- TASK STATEMENT: An exact copy of the listing is what is needed here; write it out in full.
ENTRIES PROVIDED Start Marker
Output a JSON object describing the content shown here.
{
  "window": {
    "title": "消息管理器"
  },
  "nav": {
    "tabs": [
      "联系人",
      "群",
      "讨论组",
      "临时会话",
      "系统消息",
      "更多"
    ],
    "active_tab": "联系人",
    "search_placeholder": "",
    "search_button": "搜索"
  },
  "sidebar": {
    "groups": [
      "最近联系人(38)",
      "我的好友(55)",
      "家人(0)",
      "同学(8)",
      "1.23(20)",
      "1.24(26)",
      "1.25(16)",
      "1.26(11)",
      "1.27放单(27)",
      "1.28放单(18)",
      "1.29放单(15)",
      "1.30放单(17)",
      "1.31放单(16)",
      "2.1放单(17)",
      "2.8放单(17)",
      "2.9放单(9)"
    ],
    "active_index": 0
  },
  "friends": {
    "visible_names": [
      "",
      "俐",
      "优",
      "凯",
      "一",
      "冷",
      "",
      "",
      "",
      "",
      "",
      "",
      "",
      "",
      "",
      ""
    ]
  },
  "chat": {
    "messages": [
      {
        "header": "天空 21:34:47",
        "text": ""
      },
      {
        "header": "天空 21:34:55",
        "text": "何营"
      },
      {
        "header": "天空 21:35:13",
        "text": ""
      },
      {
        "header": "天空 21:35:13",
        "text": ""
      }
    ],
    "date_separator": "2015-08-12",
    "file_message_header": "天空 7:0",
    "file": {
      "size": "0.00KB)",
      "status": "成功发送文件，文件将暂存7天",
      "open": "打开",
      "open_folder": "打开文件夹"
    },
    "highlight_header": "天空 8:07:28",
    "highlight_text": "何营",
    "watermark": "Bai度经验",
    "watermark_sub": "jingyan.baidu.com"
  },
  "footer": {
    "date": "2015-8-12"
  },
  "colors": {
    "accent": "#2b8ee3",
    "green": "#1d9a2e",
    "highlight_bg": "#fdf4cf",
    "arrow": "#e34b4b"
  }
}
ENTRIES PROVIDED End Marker
- OUTPUT FOR THIS EXERCISE:
Output a JSON object describing the content shown here.
{
  "window": {
    "title": "消息管理器"
  },
  "nav": {
    "tabs": [
      "联系人",
      "群",
      "讨论组",
      "临时会话",
      "系统消息",
      "更多"
    ],
    "active_tab": "联系人",
    "search_placeholder": "",
    "search_button": "搜索"
  },
  "sidebar": {
    "groups": [
      "最近联系人(38)",
      "我的好友(55)",
      "家人(0)",
      "同学(8)",
      "1.23(20)",
      "1.24(26)",
      "1.25(16)",
      "1.26(11)",
      "1.27放单(27)",
      "1.28放单(18)",
      "1.29放单(15)",
      "1.30放单(17)",
      "1.31放单(16)",
      "2.1放单(17)",
      "2.8放单(17)",
      "2.9放单(9)"
    ],
    "active_index": 0
  },
  "friends": {
    "visible_names": [
      "",
      "俐",
      "优",
      "凯",
      "一",
      "冷",
      "",
      "",
      "",
      "",
      "",
      "",
      "",
      "",
      "",
      ""
    ]
  },
  "chat": {
    "messages": [
      {
        "header": "天空 21:34:47",
        "text": ""
      },
      {
        "header": "天空 21:34:55",
        "text": "何营"
      },
      {
        "header": "天空 21:35:13",
        "text": ""
      },
      {
        "header": "天空 21:35:13",
        "text": ""
      }
    ],
    "date_separator": "2015-08-12",
    "file_message_header": "天空 7:0",
    "file": {
      "size": "0.00KB)",
      "status": "成功发送文件，文件将暂存7天",
      "open": "打开",
      "open_folder": "打开文件夹"
    },
    "highlight_header": "天空 8:07:28",
    "highlight_text": "何营",
    "watermark": "Bai度经验",
    "watermark_sub": "jingyan.baidu.com"
  },
  "footer": {
    "date": "2015-8-12"
  },
  "colors": {
    "accent": "#2b8ee3",
    "green": "#1d9a2e",
    "highlight_bg": "#fdf4cf",
    "arrow": "#e34b4b"
  }
}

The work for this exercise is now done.